Their definition:

“Spreadability” refers to the technical resources that make it easier to circulate some kinds of content than others, the economic structures that support or restrict circulation, the attributes of a media text that might appeal to a community’s motivation for sharing material, and the social networks that link people through the exchange of meaningful bytes.

Our use of “spreadability” is perhaps most effective as a corrective to the ways in which the concept of “stickiness” has developed over time to measure success in online commerce.

Another important distinction the authors made: Sharing doesn’t necessarily mean engaging. Perhaps users shared content to reveal something of themselves. Maybe it’s the headline that led them to post the article on their Facebook pages or in their Twitter feeds, and they did not truly engage with the content.

Thinking about longevity

For a while now, I’ve been mulling these related ideas and thinking about a concept that I recently started calling “longevity” — a piece of content that people return to repeatedly, whether for reference, connection, or enjoyment. It consistently draws users over weeks, months, or even years. It touches them on all levels: emotional, cognitive, and perhaps even spiritual.

I first began thinking about this notion watching viral tweets, trying to determine what made certain tweets survive for more than a couple of hours through retweets and sharing.

I also noticed it with certain useful blog posts I had written over the years. A post I wrote explaining the Twitter abbreviation “MT” in 2011 continues to drive hundreds of page views to Drury’s Social Media Certificate site every month.  I believe part of the reason for its success is it explores the culture of Twitter, beyond the practical explanation of “MT.”

The label longevity hit me earlier this year, as I was looking for a simple primer on project management for my students. My searches took me to the Microsoft Developer Network, where I found a superb treatise from Scott Berkun — written in 2005. Even nine years later, Berkun’s advice remains relevant and meaningful in today’s age. And it remains on the first page of search-engine results in response to the query “how to manage a project.”

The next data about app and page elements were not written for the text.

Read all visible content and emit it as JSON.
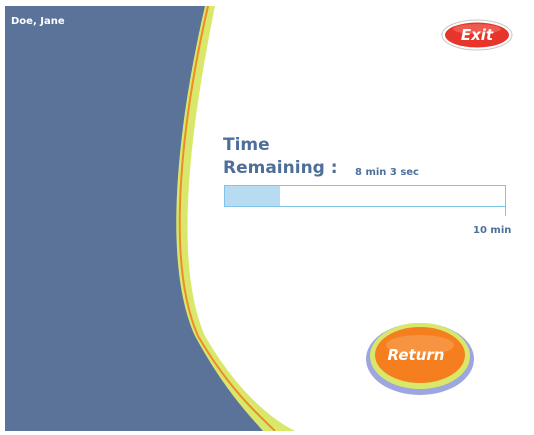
{
  "user": {
    "name": "Doe, Jane"
  },
  "exit_button": {
    "label": "Exit",
    "icon": "exit-pill-icon"
  },
  "timer": {
    "title_line1": "Time",
    "title_line2": "Remaining :",
    "remaining": "8 min 3 sec",
    "max_label": "10 min",
    "progress_fraction": 0.195
  },
  "return_button": {
    "label": "Return",
    "icon": "arrow-right-icon"
  },
  "colors": {
    "panel_blue": "#5b7399",
    "accent_yellow": "#d9e86b",
    "accent_orange": "#f08a2a",
    "text_blue": "#4f6f9a",
    "progress_border": "#7fc4e6",
    "progress_fill": "#b7dcf2",
    "exit_red": "#e8352b",
    "return_orange": "#f57f1f"
  }
}
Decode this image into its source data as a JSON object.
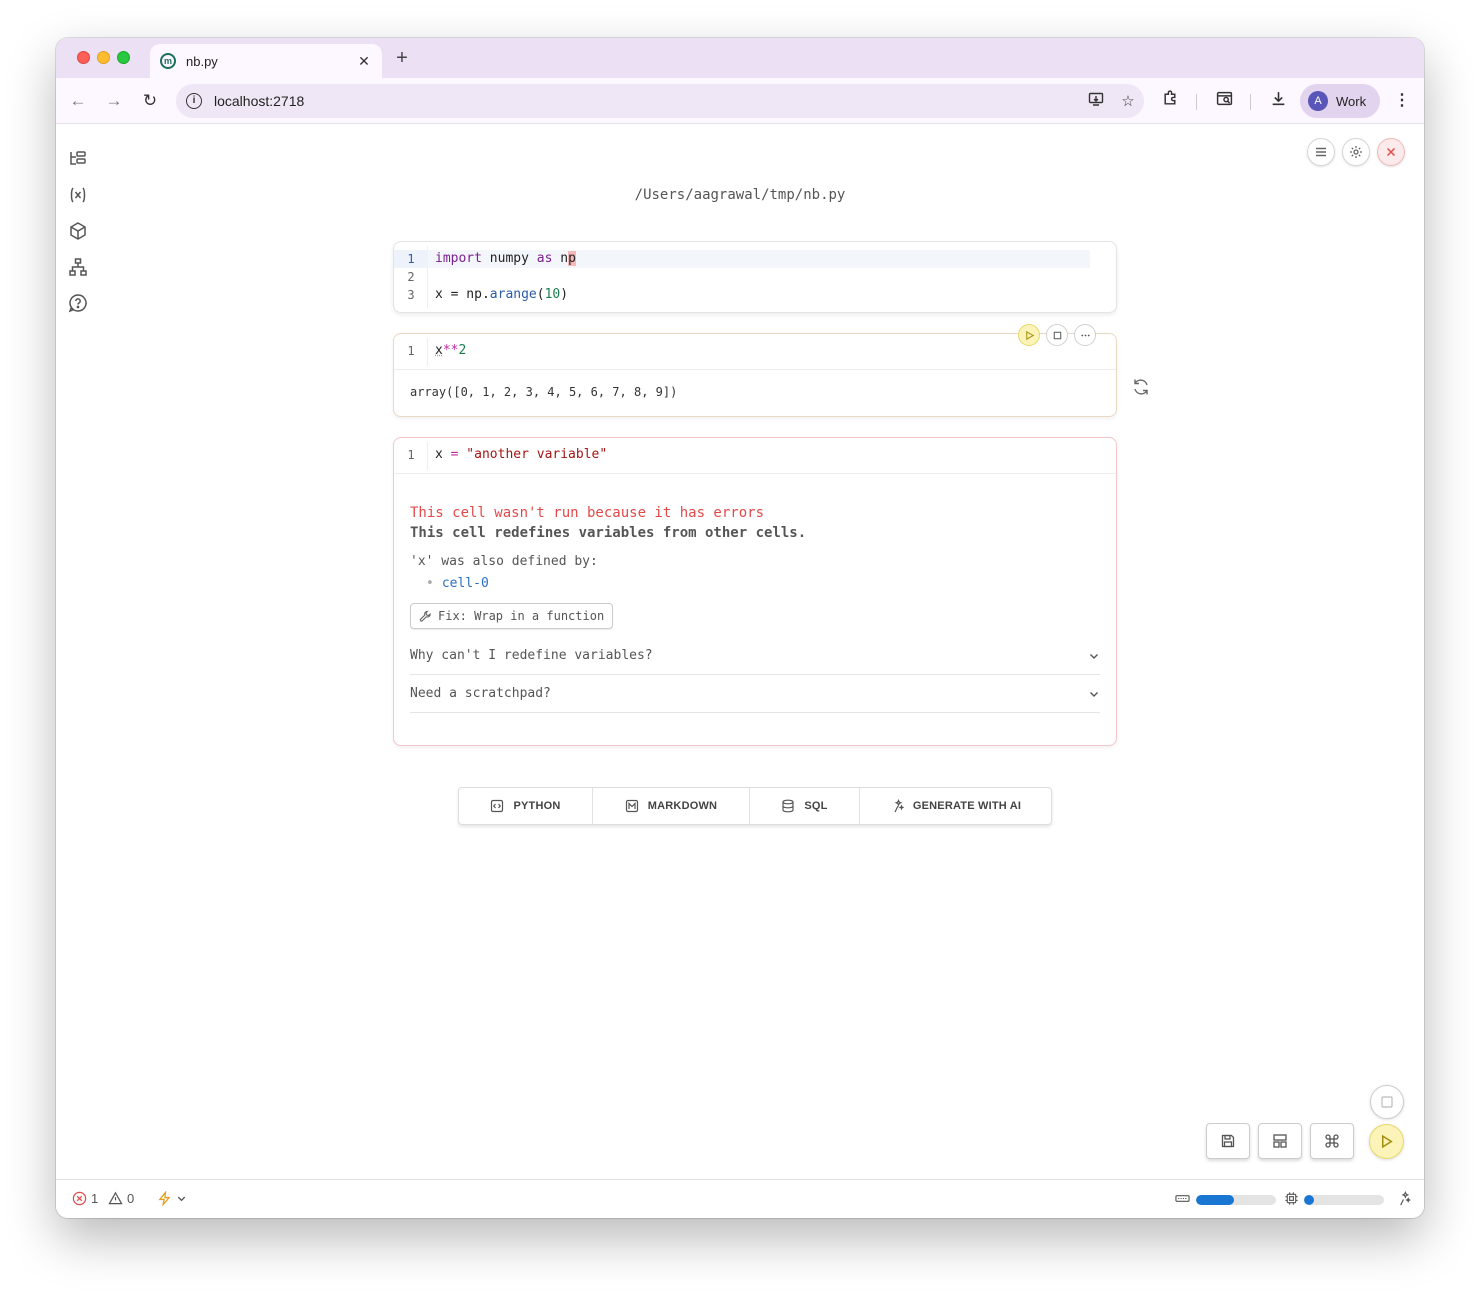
{
  "browser": {
    "tab_title": "nb.py",
    "tab_favicon": "m",
    "url": "localhost:2718",
    "profile_initial": "A",
    "profile_name": "Work"
  },
  "notebook": {
    "filename": "/Users/aagrawal/tmp/nb.py",
    "cells": [
      {
        "line_numbers": [
          "1",
          "2",
          "3"
        ],
        "code_line_1": {
          "kw1": "import",
          "mod": " numpy ",
          "kw2": "as",
          "sp": " n",
          "hl": "p"
        },
        "code_line_3": {
          "lhs": "x = np.",
          "fn": "arange",
          "open": "(",
          "num": "10",
          "close": ")"
        }
      },
      {
        "line_numbers": [
          "1"
        ],
        "code": {
          "var": "x",
          "op": "**",
          "num": "2"
        },
        "output": "array([0, 1, 2, 3, 4, 5, 6, 7, 8, 9])"
      },
      {
        "line_numbers": [
          "1"
        ],
        "code": {
          "lhs": "x ",
          "op": "=",
          "str": " \"another variable\""
        },
        "error_title": "This cell wasn't run because it has errors",
        "error_desc": "This cell redefines variables from other cells.",
        "error_sub": "'x' was also defined by:",
        "error_ref": "cell-0",
        "fix_label": "Fix: Wrap in a function",
        "accordion_1": "Why can't I redefine variables?",
        "accordion_2": "Need a scratchpad?"
      }
    ]
  },
  "add_cell_bar": {
    "python": "PYTHON",
    "markdown": "MARKDOWN",
    "sql": "SQL",
    "ai": "GENERATE WITH AI"
  },
  "status": {
    "errors": "1",
    "warnings": "0",
    "memory_fraction": 0.48,
    "cpu_fraction": 0.12
  },
  "colors": {
    "accent_run": "#fbf3b8",
    "error": "#e24a4a",
    "progress": "#1976d2"
  }
}
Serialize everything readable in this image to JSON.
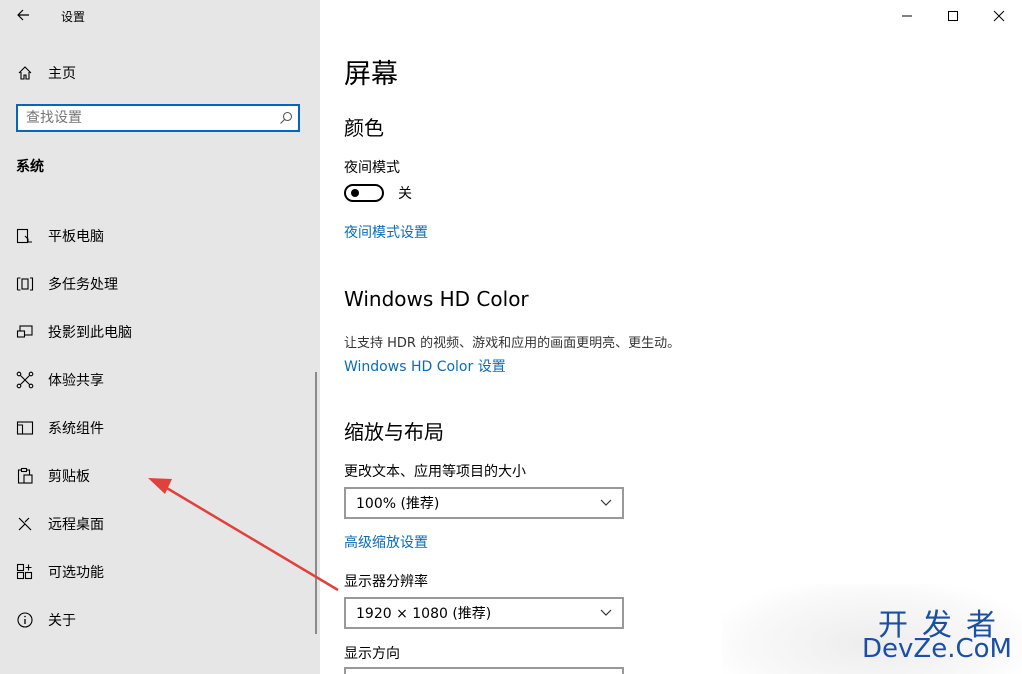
{
  "window": {
    "title": "设置",
    "controls": [
      "minimize",
      "maximize",
      "close"
    ]
  },
  "sidebar": {
    "home_label": "主页",
    "search": {
      "placeholder": "查找设置",
      "value": ""
    },
    "section_label": "系统",
    "items": [
      {
        "label": "平板电脑",
        "icon": "tablet-icon"
      },
      {
        "label": "多任务处理",
        "icon": "multitask-icon"
      },
      {
        "label": "投影到此电脑",
        "icon": "project-icon"
      },
      {
        "label": "体验共享",
        "icon": "share-icon"
      },
      {
        "label": "系统组件",
        "icon": "components-icon"
      },
      {
        "label": "剪贴板",
        "icon": "clipboard-icon"
      },
      {
        "label": "远程桌面",
        "icon": "remote-desktop-icon"
      },
      {
        "label": "可选功能",
        "icon": "optional-features-icon"
      },
      {
        "label": "关于",
        "icon": "info-icon"
      }
    ]
  },
  "content": {
    "page_title": "屏幕",
    "color": {
      "heading": "颜色",
      "night_mode_label": "夜间模式",
      "night_mode_state": "关",
      "night_mode_settings_link": "夜间模式设置"
    },
    "hdr": {
      "heading": "Windows HD Color",
      "description": "让支持 HDR 的视频、游戏和应用的画面更明亮、更生动。",
      "settings_link": "Windows HD Color 设置"
    },
    "scale_layout": {
      "heading": "缩放与布局",
      "scale_label": "更改文本、应用等项目的大小",
      "scale_value": "100% (推荐)",
      "advanced_link": "高级缩放设置",
      "resolution_label": "显示器分辨率",
      "resolution_value": "1920 × 1080 (推荐)",
      "orientation_label": "显示方向"
    }
  },
  "watermark": {
    "cn": "开发者",
    "en": "DevZe.CoM"
  },
  "colors": {
    "sidebar_bg": "#e6e6e6",
    "accent": "#0067c0",
    "link": "#0a6cb8",
    "annotation_arrow": "#e0413a"
  }
}
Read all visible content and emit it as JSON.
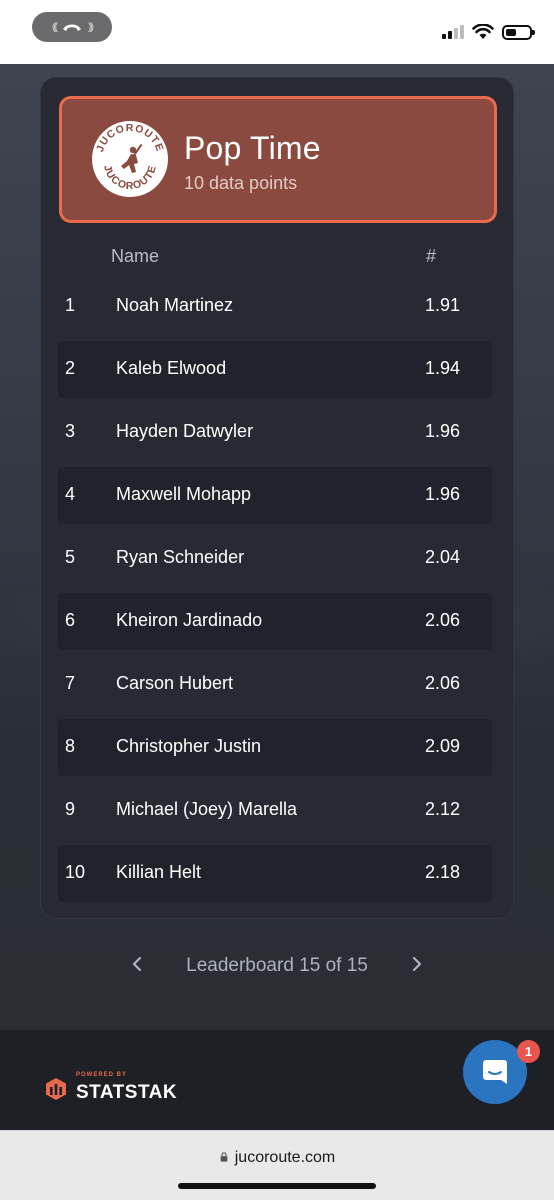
{
  "board": {
    "title": "Pop Time",
    "subtitle": "10 data points",
    "col_name": "Name",
    "col_value": "#",
    "logo_text": "JUCOROUTE"
  },
  "players": [
    {
      "rank": "1",
      "name": "Noah Martinez",
      "value": "1.91"
    },
    {
      "rank": "2",
      "name": "Kaleb Elwood",
      "value": "1.94"
    },
    {
      "rank": "3",
      "name": "Hayden Datwyler",
      "value": "1.96"
    },
    {
      "rank": "4",
      "name": "Maxwell Mohapp",
      "value": "1.96"
    },
    {
      "rank": "5",
      "name": "Ryan Schneider",
      "value": "2.04"
    },
    {
      "rank": "6",
      "name": "Kheiron Jardinado",
      "value": "2.06"
    },
    {
      "rank": "7",
      "name": "Carson Hubert",
      "value": "2.06"
    },
    {
      "rank": "8",
      "name": "Christopher Justin",
      "value": "2.09"
    },
    {
      "rank": "9",
      "name": "Michael (Joey) Marella",
      "value": "2.12"
    },
    {
      "rank": "10",
      "name": "Killian Helt",
      "value": "2.18"
    }
  ],
  "pager": {
    "label": "Leaderboard 15 of 15"
  },
  "footer": {
    "powered_by": "POWERED BY",
    "brand": "STATSTAK"
  },
  "chat": {
    "badge_count": "1"
  },
  "browser": {
    "url": "jucoroute.com"
  },
  "colors": {
    "accent": "#ea6a4d",
    "header_fill": "#8b4a40",
    "card": "#272a33",
    "chat": "#2b74c0"
  },
  "icons": {
    "call": "phone-call-icon",
    "signal": "cellular-signal-icon",
    "wifi": "wifi-icon",
    "battery": "battery-icon",
    "prev": "chevron-left-icon",
    "next": "chevron-right-icon",
    "chat": "chat-bubble-icon",
    "lock": "lock-icon"
  }
}
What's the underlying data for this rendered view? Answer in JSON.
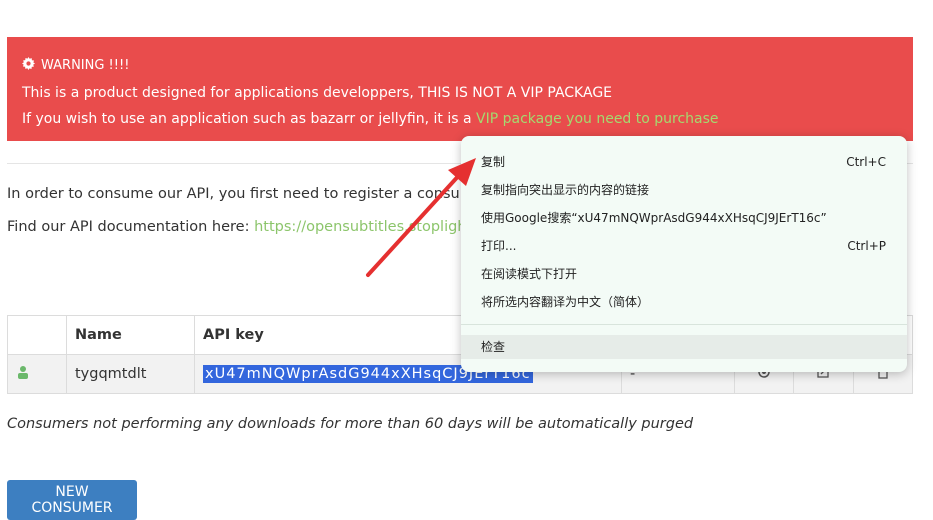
{
  "warning": {
    "title": "WARNING !!!!",
    "line1": "This is a product designed for applications developpers, THIS IS NOT A VIP PACKAGE",
    "line2_prefix": "If you wish to use an application such as bazarr or jellyfin, it is a ",
    "line2_link": "VIP package you need to purchase"
  },
  "intro": {
    "register_text": "In order to consume our API, you first need to register a consumer",
    "docs_prefix": "Find our API documentation here: ",
    "docs_link": "https://opensubtitles.stoplight.io"
  },
  "table": {
    "headers": [
      "Name",
      "API key"
    ],
    "rows": [
      {
        "name": "tygqmtdlt",
        "api_key": "xU47mNQWprAsdG944xXHsqCJ9JErT16c",
        "extra": "-"
      }
    ]
  },
  "note": "Consumers not performing any downloads for more than 60 days will be automatically purged",
  "new_consumer_button": "NEW CONSUMER",
  "context_menu": {
    "items": [
      {
        "label": "复制",
        "shortcut": "Ctrl+C"
      },
      {
        "label": "复制指向突出显示的内容的链接",
        "shortcut": ""
      },
      {
        "label": "使用Google搜索“xU47mNQWprAsdG944xXHsqCJ9JErT16c”",
        "shortcut": ""
      },
      {
        "label": "打印...",
        "shortcut": "Ctrl+P"
      },
      {
        "label": "在阅读模式下打开",
        "shortcut": ""
      },
      {
        "label": "将所选内容翻译为中文（简体）",
        "shortcut": ""
      },
      {
        "label": "检查",
        "shortcut": ""
      }
    ]
  },
  "colors": {
    "warning_bg": "#e94c4c",
    "link_green": "#8cc56b",
    "button_blue": "#3d7fc1",
    "selection_blue": "#3366dd",
    "annotation_arrow": "#e53030"
  }
}
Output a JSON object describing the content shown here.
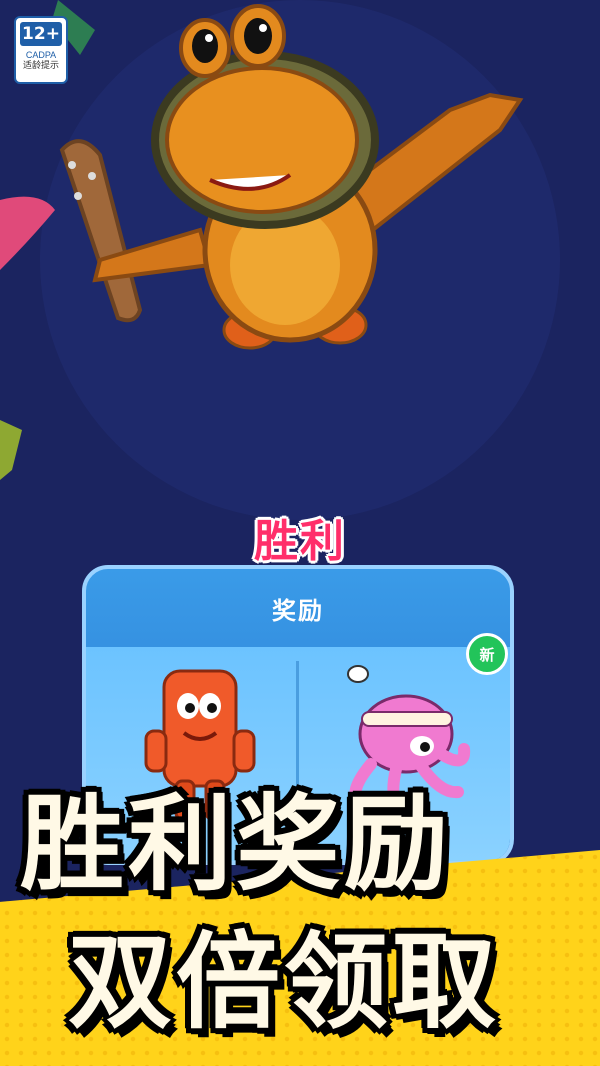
{
  "age_rating": {
    "number": "12+",
    "org": "CADPA",
    "tip": "适龄提示"
  },
  "result": {
    "title": "胜利"
  },
  "reward_panel": {
    "title": "奖励",
    "new_badge": "新"
  },
  "promo": {
    "line1": "胜利奖励",
    "line2": "双倍领取"
  },
  "colors": {
    "background": "#1b2460",
    "accent": "#ff2e6a",
    "panel": "#2a78cf",
    "banner": "#ffd31a",
    "new_badge": "#22c45a"
  }
}
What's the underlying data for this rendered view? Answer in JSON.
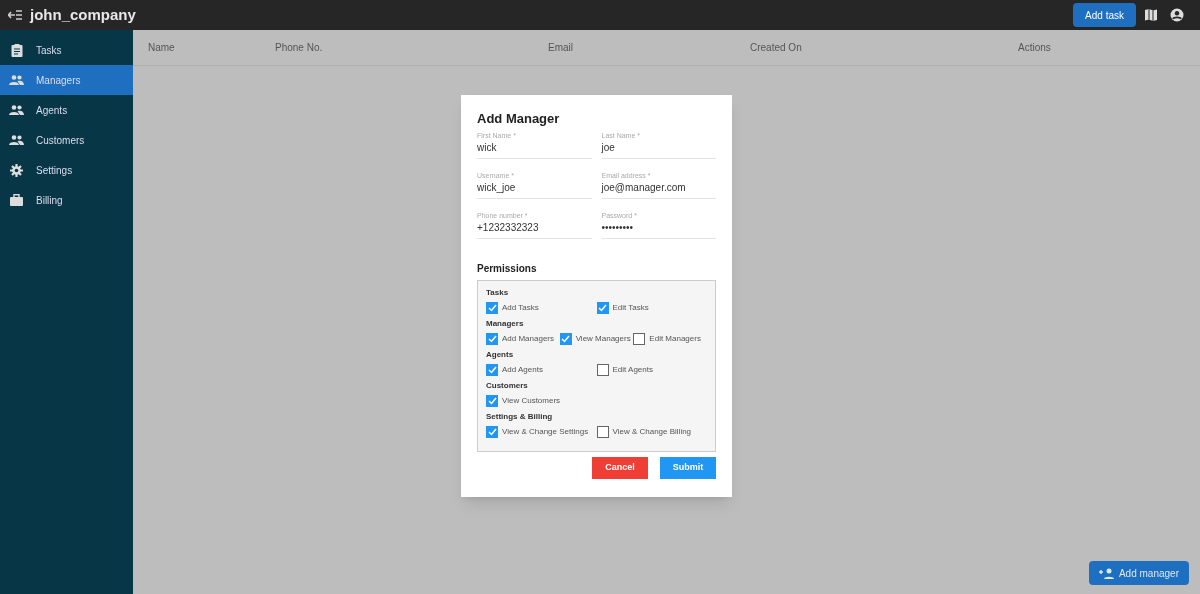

I began to wonder: Is it possible to create such long-lasting, meaningful content in a news context? Does everything have to be about immediacy? 

How do you think about meaningful content? Does it mesh with these definitions? And how might we define and measure it?